Lee Blu-Sky interjects: “What I think is quite nice is that Huw can come up with a miserable lyric and put it onto a nice, jolly melody so if you’re not paying attention, you might think that section had a nice feel to it. Meanwhile, he’s singing about the death and destruction of the planet!”
 
There were certainly times when it felt as though The Human Landscape would never be finished but here it is, in all its sepia-tinted glory. Yet its creation proved too much for one member: long-term drummer Dave Roelofs left the band over the summer after relocating to Coventry and finding the lengthy commute just too much of a strain. Cue latest addition Rohan Jordan-Shah, who quite literally made his live debut at Summer’s End. “It was only after he auditioned that he told us he’d never played with any musicians before!” laughs Blu-Sky.
 
Their new drummer is a self-taught classical pianist who had contacted Alex White to help him learn how to read music. However, his background is in progressive and death metal, which could add some interesting nuances to their second album. “I’ll try not to jack up the tempo a bit too much!” laughs Jordan-Shah. “They’ve set me a blank canvas but I’m trying to play a bit more like Dave at the moment because that’s what fits with the album but the next one should be different. I’m used to working with odd time signatures, metric modulation and all that so I think it’ll be a bit of a challenge to shift things in a different way.”
 
Next on the agenda is to start booking gigs for the New Year and they hope to get out onto the continent as well. Then it’s time to knuckle down to album number two. “One of my hopes is that the next one will be more band-orientated,” Huw Lloyd-Jones reveals. “This one has been written from a writer’s perspective rather than a performer’s... it’ll probably have a heavier edge to it as well. If we find an audience for it, then that’s great but if we don’t, it’s a bunch of lads getting together and making music because they enjoy it.”
 
The Human Landscape is out now. Visit www.untous.com to order online.
 
The album was on progstreaming shortly after its release, and the band played at the 2012 and 2013 Summer's End festivals in Gloucestershire UK. I just assumed this addition would have been taken care of via the collab zone...But no - nothing found on progfreak at all just now.
 
 
 
 
Thank you Yam Yam. I like to know your oipnion about them. I can't found then in Prog Freak and I think they are a Prog Rock band. 
Back to Top
O666 View Drop Down
Forum Senior Member
Forum Senior Member
Avatar
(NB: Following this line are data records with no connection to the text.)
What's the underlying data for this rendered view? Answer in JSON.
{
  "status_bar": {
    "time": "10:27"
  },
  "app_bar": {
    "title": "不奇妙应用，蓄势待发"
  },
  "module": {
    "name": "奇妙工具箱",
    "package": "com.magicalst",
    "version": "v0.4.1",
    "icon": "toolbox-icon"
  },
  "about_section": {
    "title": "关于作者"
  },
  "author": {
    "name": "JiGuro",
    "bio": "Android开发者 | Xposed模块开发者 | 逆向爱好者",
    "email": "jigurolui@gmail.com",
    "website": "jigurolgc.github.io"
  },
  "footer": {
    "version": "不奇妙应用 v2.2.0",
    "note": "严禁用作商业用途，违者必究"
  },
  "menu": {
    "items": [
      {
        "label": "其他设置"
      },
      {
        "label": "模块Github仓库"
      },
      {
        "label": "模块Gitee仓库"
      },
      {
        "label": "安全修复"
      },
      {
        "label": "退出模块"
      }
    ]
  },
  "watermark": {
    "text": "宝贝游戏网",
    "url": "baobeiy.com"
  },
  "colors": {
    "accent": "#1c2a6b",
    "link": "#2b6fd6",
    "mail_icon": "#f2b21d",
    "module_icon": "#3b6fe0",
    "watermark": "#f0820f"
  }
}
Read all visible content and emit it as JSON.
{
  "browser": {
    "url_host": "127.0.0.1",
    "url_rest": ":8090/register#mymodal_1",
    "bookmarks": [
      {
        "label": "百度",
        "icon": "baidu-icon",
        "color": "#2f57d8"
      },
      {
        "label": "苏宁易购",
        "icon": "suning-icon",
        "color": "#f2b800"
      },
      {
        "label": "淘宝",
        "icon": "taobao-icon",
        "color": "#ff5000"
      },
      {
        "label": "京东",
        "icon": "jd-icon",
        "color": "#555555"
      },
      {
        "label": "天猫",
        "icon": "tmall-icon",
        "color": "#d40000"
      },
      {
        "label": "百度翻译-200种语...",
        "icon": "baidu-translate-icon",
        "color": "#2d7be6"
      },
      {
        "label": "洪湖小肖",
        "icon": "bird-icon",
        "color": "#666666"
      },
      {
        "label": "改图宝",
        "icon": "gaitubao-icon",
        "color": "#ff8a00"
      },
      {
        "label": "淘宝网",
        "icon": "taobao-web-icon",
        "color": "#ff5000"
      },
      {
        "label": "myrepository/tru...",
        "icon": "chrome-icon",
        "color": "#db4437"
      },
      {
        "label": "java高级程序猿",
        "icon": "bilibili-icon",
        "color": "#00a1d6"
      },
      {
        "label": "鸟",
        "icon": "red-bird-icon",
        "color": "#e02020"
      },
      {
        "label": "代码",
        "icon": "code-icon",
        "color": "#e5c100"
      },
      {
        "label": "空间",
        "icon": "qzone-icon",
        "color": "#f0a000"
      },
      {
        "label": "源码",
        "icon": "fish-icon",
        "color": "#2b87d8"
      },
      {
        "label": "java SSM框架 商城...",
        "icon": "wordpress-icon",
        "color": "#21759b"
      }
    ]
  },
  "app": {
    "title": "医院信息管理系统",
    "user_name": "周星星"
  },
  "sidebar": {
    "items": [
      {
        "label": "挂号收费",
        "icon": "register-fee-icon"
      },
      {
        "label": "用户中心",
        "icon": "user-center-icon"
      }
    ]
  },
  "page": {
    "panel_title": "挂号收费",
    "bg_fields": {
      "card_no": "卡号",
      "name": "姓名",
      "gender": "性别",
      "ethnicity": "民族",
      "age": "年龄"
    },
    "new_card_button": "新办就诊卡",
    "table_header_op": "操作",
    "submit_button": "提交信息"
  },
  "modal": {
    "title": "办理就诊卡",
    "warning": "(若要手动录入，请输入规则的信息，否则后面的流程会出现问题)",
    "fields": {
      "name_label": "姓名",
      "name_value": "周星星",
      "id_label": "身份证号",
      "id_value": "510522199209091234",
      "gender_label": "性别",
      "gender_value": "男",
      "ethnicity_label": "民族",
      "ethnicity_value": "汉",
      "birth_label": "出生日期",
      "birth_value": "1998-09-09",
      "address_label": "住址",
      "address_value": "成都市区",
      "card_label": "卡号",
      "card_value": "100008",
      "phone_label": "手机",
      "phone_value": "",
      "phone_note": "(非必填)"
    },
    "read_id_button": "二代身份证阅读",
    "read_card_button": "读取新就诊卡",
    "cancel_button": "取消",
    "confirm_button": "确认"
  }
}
Joined: September 20 2009
Location: TEHRAN-IRAN
Status: Offline
Points: 2306
Post Options Post Options   Thanks (0) Thanks(0)   Quote O666 Quote  Post ReplyReply Direct Link To This Post Posted: January 14 2015 at 12:00
Originally posted by Svetonio Svetonio wrote:

^ Thank you Yam Yam.
At Reverbnation they are published one song tiltled These Four Walls  that it's fromThe Human Landscape the album.
A great crossover prog IMO.
100% AGREE.
Back to Top
kev rowland View Drop Down
Special Collaborator
Special Collaborator
Avatar
Crossover Prog Team

Joined: November 18 2005
Location: New Zealand
Status: Offline
Points: 1718
Post Options Post Options   Thanks (0) Thanks(0)   Quote kev rowland Quote  Post ReplyReply Direct Link To This Post Posted: February 01 2015 at 17:14
The Apple Zed have been added to PA, while Unto Us will soon get there as well as they have been cleared by Crossover
If everytime we tell a lie a little fairy dies

They must be building death-camps in the garden


Back to Top
 Post Reply Post Reply
  Share Topic   

Forum Jump Forum Permissions View Drop Down

Forum Software by Web Wiz Forums® version 11.01
Copyright ©2001-2014 Web Wiz Ltd.

This page was generated in 1.010 seconds.